Technique- This utilizes a foley catheter and patient is positioned 45 degrees oblique angle with the penis stretched so that the meatus point cephalad. This provides a C configuration from the bladder level to meatus tip. If the penile shaft points caudal the femur may obscure the opacified urethra. If this position unobtainable patient should be supine with the penis stretched perpendicular to the leg. In this technique the urethra can appear foreshortened allowing for possible error in interpretation of extravasation.
The foley catheter is placed inside the urethra with the baloon inflated with 1 to 2 ml of water in the fossae navicularis. Approximately 20 to 30 ml of 30% contrast material are injected into the urethra. In the most ideal condition, the entire procedure should be performed under fluoroscopic control.
The bulbo-membranous junction can be arbitrarily localized where imaginary line connecting the inferior margin of the obturator foramina intersects the urethra.
Grading of the blunt urethral trauma- The most accepted ,unified classification of the RUG findings for urethralminjury is the Goldman classification . This is modified extended version of the previous Colapinto- McCallum system. It is based on the anatomical findings of the injury, not on its mechanism.
Type 11,111 and V urethral injuries further classified as a partial or complete urethral tear with RUG. Partial tear are diagnosed when extravasation of contrast material occurs with the presence of contrast material in the bladder.

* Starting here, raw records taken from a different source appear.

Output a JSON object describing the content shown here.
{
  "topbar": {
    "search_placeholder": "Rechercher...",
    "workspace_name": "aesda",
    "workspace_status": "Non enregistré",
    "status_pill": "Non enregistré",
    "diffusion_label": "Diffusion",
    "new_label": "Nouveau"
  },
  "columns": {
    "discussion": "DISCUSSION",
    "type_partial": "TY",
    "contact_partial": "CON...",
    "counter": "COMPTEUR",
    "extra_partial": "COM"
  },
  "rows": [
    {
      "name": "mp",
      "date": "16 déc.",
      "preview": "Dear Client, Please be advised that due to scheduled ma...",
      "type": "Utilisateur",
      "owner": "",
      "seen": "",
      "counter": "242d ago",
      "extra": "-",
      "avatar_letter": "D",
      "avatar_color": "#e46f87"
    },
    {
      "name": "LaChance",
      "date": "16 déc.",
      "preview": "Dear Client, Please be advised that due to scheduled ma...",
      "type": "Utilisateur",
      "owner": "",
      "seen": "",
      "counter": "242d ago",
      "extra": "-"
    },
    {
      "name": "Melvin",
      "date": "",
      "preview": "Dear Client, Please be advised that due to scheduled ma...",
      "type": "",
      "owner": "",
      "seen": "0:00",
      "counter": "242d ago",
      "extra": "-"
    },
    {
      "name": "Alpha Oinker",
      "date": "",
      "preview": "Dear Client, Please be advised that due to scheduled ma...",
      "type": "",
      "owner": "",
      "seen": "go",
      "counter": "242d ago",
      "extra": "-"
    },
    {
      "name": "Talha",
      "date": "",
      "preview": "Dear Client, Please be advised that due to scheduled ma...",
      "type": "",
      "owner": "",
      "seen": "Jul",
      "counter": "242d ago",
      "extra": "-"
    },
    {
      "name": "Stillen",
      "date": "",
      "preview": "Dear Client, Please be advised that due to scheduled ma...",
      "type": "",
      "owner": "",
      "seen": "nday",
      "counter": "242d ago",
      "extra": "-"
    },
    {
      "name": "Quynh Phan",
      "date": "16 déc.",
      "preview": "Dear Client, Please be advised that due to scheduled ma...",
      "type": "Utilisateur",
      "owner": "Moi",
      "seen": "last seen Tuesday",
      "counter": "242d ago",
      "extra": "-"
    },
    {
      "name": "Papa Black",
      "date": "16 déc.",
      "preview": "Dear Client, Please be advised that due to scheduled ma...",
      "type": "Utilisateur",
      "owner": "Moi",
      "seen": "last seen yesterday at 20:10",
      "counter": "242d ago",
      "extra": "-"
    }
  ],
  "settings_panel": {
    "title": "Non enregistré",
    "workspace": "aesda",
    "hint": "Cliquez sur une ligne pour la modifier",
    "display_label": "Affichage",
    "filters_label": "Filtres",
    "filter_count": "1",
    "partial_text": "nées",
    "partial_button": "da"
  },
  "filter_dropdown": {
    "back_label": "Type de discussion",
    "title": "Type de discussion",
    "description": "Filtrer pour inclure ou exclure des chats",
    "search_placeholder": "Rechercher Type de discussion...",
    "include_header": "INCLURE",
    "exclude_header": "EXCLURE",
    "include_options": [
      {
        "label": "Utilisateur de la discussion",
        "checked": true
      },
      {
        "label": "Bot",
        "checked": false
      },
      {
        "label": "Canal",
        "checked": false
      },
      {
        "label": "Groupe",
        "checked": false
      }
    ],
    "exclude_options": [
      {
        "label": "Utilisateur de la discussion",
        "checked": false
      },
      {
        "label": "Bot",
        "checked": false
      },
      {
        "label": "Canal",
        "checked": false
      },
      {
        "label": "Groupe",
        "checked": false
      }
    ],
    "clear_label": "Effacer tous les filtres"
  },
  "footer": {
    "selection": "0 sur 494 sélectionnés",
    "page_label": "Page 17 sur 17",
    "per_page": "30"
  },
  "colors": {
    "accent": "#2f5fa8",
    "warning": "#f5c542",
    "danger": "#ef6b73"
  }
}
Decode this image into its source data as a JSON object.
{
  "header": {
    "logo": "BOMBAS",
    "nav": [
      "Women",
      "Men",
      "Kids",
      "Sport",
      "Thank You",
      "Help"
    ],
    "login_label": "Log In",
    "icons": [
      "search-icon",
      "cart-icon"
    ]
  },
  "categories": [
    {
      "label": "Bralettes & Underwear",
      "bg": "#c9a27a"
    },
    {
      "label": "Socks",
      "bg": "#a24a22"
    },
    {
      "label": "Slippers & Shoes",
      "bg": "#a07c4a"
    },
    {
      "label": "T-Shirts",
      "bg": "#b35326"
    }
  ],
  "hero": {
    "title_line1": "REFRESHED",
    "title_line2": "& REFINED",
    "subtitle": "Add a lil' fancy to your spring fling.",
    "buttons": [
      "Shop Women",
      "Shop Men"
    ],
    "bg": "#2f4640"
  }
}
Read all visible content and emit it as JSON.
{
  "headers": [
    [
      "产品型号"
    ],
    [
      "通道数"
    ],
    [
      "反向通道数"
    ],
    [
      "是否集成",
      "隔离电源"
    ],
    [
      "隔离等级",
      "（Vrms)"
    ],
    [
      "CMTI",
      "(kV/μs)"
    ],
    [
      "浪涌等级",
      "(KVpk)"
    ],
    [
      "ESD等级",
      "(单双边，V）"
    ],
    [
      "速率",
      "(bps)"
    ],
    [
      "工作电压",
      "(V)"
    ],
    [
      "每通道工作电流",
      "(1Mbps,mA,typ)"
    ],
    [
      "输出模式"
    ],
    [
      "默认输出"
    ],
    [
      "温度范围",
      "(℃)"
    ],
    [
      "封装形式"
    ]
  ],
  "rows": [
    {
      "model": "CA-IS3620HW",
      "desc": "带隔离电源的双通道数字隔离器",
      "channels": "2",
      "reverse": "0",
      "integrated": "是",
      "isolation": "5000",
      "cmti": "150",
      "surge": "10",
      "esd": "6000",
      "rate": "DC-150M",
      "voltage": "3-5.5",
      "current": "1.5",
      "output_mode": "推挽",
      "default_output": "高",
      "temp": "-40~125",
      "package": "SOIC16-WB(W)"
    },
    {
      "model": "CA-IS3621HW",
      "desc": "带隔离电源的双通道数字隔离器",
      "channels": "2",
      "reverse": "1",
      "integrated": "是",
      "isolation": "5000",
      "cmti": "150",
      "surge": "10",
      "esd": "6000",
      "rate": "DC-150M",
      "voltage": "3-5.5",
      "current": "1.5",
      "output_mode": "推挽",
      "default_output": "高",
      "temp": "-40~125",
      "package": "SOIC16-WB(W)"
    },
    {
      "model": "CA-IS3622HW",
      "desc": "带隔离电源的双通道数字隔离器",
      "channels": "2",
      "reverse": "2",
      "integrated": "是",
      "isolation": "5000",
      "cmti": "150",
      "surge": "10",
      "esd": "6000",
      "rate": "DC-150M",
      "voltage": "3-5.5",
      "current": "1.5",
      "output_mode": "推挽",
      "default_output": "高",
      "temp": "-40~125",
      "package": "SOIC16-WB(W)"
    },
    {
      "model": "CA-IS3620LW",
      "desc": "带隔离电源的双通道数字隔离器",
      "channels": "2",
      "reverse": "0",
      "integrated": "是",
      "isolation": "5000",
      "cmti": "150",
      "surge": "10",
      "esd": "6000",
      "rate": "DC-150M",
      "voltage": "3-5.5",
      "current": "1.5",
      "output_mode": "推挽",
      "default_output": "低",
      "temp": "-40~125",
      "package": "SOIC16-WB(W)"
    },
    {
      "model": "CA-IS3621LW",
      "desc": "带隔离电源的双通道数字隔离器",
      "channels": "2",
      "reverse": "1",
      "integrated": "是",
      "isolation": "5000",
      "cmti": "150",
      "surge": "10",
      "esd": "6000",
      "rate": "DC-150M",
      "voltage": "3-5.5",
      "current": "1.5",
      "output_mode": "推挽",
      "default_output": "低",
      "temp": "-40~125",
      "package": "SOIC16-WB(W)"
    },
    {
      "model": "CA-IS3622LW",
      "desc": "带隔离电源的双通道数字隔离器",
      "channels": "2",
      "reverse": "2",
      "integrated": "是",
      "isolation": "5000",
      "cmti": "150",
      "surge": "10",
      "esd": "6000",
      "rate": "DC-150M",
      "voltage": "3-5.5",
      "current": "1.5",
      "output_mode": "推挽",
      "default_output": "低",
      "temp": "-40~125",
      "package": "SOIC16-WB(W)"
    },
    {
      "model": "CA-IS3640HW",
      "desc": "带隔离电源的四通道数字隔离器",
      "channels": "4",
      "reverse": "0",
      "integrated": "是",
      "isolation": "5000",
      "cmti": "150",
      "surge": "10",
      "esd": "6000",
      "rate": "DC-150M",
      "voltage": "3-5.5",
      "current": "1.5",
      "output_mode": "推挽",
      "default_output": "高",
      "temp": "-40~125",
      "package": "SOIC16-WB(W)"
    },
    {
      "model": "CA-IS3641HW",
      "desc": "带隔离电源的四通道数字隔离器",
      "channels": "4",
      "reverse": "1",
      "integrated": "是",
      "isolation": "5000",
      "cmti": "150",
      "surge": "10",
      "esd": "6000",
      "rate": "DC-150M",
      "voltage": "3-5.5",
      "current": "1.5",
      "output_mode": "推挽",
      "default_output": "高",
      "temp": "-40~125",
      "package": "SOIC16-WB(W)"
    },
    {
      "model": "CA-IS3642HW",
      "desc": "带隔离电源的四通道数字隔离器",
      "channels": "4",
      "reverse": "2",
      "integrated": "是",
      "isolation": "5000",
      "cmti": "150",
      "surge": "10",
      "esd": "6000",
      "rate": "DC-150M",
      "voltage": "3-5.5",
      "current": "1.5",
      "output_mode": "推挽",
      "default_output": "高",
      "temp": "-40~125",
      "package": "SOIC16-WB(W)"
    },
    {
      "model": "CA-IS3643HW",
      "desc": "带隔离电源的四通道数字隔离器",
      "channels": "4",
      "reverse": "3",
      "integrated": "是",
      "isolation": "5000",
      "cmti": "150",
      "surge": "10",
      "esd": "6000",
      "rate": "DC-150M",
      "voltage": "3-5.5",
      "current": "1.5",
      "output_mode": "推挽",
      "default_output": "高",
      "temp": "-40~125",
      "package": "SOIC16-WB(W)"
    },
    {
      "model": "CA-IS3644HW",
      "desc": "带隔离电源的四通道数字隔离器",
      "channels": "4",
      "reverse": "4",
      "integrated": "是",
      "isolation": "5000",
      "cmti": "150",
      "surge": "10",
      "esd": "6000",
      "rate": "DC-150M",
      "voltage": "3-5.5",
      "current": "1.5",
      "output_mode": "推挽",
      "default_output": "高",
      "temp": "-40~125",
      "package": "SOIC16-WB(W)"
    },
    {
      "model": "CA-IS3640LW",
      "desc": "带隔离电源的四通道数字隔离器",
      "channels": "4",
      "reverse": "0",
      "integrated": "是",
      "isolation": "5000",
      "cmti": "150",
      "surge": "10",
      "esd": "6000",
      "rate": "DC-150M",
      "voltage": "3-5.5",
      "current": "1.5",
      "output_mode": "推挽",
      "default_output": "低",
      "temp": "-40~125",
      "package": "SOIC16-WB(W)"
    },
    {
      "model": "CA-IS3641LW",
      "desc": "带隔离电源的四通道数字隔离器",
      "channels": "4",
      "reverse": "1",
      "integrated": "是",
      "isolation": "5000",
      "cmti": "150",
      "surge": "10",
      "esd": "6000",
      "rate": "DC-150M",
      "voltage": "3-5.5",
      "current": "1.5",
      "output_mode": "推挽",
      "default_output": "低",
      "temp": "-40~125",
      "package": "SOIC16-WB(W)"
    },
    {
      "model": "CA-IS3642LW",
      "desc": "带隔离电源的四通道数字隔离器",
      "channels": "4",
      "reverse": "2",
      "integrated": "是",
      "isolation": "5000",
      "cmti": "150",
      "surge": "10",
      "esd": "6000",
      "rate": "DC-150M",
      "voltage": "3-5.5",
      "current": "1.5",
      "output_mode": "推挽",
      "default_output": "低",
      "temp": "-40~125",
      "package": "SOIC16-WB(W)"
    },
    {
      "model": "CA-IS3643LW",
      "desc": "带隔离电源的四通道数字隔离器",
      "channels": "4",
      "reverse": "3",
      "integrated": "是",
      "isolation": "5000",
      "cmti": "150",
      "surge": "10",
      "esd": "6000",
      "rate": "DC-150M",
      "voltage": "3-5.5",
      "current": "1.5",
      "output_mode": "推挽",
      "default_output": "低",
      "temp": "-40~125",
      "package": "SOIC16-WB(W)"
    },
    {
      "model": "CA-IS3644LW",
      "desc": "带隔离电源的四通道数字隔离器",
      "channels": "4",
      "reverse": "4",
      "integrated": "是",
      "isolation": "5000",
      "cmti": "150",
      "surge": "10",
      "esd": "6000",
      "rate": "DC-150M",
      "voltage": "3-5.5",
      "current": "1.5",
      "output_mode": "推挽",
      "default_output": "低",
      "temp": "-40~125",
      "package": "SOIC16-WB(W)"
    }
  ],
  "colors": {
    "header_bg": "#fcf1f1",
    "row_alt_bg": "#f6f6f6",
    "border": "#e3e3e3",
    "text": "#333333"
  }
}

Complete tears are diagnosed by extravasation without contrast agent in the bladder or in the proximal torn end of the urethra.